ASSIGNED TASK: Where the records below show the word "title" in a line, please copy that line.

☆ ☆ ☆ ☆ ☆

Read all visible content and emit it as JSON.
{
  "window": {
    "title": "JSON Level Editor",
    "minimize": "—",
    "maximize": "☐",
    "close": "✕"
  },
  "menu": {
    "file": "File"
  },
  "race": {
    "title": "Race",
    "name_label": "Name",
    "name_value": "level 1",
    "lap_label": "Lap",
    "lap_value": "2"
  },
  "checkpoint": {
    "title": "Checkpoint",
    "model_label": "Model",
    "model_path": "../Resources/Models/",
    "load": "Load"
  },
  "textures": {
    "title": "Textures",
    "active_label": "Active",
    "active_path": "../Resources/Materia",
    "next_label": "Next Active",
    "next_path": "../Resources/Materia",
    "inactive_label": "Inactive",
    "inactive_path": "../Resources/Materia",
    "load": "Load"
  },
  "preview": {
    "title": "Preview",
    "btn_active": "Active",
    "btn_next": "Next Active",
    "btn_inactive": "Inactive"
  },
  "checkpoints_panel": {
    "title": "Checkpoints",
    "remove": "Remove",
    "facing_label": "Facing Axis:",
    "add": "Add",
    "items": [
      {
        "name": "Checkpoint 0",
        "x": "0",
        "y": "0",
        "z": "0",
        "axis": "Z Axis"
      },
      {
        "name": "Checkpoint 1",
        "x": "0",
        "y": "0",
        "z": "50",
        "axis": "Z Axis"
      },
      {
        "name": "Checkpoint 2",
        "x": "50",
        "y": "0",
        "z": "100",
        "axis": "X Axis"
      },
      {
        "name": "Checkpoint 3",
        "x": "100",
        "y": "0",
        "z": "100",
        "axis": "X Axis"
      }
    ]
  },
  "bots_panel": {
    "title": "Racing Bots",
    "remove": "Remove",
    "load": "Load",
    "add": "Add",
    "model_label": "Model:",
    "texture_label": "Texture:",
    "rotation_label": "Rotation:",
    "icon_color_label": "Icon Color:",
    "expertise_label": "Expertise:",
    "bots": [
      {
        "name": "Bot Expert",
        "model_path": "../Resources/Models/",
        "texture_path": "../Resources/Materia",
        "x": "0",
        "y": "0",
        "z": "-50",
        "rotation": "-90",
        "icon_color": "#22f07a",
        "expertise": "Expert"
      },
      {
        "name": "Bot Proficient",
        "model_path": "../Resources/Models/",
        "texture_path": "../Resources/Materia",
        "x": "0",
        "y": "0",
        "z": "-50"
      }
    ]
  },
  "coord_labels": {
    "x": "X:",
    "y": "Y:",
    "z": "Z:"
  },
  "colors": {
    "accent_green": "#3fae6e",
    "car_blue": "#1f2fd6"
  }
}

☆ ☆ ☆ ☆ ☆

ANSWER SECTION:
    "title": "JSON Level Editor",
    "title": "Race",
    "title": "Checkpoint",
    "title": "Textures",
    "title": "Preview",
    "title": "Checkpoints",
    "title": "Racing Bots",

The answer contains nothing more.